When you have the jar filled with cucumber slices, gently pour the steeped liquid over your future pickles.

Allow the jar to sit out overnight, uncovered, and then cover and refrigerate the next morning. They are best after at least 24 hours, and will keep getting better over the course of the week. They will also be good in the fridge for up to two months, but you will be hard pressed to keep them around that long. I am through (with some help from my friends) half of this jar and it has only been two days! You can branch out from here by using hot pepper flakes to make a spicy batch, or use double the sugar for a sweet batch. It really is quite easy, and everyone will be impressed. These are the perfect cheeseburger pickles, although I have quite enjoyed them with everything from a cheesesteak to a grilled cheese. They also aren't too shabby by themselves for an afternoon snack. Speaking of...

Sunday, May 9, 2010

Desi Chaat House

501 S. 42nd Street
Philadelphia, PA 19104
(215) 386-1999

I drove past the Desi Chaat House a couple of weeks ago, and I new I had to try it. When I found myself in West Philly again this weekend, it was time to give it a go. Chaat is an Indian street food that consists of crunchy crackerish pieces of fried dough mixed with a variety of sauces and proteins. The Chaat House has multiple bins lining their shelves, each containing a different selection of delicious crunchy bits. The bin they use is dependent on which Chaat you order. I am going to let you in on a little secret, you can't go wrong. Everything I ate was incredible. Bursting with fresh exotic flavors, and profiles my taste buds had never before experienced.

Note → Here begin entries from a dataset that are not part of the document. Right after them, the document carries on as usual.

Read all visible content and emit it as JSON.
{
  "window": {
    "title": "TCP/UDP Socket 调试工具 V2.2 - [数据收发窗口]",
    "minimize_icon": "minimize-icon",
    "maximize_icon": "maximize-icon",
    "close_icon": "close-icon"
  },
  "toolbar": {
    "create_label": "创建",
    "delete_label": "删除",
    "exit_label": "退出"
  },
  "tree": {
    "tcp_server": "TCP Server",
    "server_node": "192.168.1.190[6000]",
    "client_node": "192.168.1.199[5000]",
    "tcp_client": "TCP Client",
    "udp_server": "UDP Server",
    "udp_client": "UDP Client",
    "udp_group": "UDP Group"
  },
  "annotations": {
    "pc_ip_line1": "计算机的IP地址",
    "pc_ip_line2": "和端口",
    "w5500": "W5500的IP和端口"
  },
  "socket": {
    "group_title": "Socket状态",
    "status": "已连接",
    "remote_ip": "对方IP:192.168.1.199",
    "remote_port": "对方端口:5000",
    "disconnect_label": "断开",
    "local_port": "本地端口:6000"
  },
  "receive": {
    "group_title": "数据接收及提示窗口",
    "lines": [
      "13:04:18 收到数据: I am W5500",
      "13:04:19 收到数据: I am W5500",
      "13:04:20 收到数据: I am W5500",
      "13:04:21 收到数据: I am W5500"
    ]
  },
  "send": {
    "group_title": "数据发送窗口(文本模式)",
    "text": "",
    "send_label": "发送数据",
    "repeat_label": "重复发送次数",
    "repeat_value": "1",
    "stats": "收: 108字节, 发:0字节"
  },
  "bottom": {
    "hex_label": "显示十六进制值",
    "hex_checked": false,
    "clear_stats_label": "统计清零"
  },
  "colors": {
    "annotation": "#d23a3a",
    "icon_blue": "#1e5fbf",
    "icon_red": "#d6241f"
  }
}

I ordered the lamb chaat, which was marinated strips of lamb, ground spices, barbecued in a clay oven served with chaat. They tailor each order to the spiciness the customer prefers. I like it really spicy, and they delivered. It wasn't "can't eat it because it is SO hot," but it actually provided a great blend of heat and spice. The yogurt really helped to cut the fire. The flavor was packed in these containers. I mean packed. I marveled at just how good it was. Some of the best Indian food I have had. The owner is really nice, and he loves to talk about his food. They have a great variety of sauces, and each one lends a VERY distinctive flavor. There are pockets of creamy yogurt that inadvertently become mixed with the tamarind, chili and other flavored sauces to create a masterpiece. Between two of us, we tried three dishes and even ordered a fourth to take home for later after we had already eaten the first three!

Below is the samosa chaat. When I saw samosa on the menu, I expected traditional samosas with dipping sauce. But THIS was samosa chaat. A samosa was stuck in the corner, and surrounded with beans, boiled potato chunks, sauces and chaat. There were so many contrasting flavors and textures that it was unlike anything I had ever eaten. It was fantastic.

The Dahi Ballay consisted of white lentil balls in yogurt, with potatoes, chick peas and chutney. A bit on the sweeter side, this dish was still both spicy and cooling thanks to the hot chutney and creamy yogurt sauce on top - it was quite delicious. Every single dish tasted completely different, which was a pleasant surprise.

Here is a shot of the menu and two of the workers.

Here is the rest of the menu. If you look below it, there are all of the Chaat containers.

Here is the Dahi Ballay.

So, while eating, I noticed someone outside had little puffy dough balls that they were cracking, and filling with a creamy mixture and pouring some kind of liquid in with it. It looked amazing. I asked the owner what that was, and he informed me it was Pani Puri. Pani Puri consists of crisp semolina puris filled with mixed sweet and sour filling served with spicy water that is flavored with date and tamarind. They are a perfect snack food, and I loved the spicy water. I may have liked these best of all (I also have a weakness for crunchy fried snack food). I was thoroughly impressed by all of the offerings at Desi Chaat House, and as I told the owner, I only had one qualm. Why isn't there one in South Philly? To my delight, he reassured me he was currently scouting a second location down this way. Amazing. I can't wait to go back, and I will consider that my go-to place for Indian in the city now. I mean, when it comes down to it, I am a street-food person above all else, so my Indian cravings just met their match.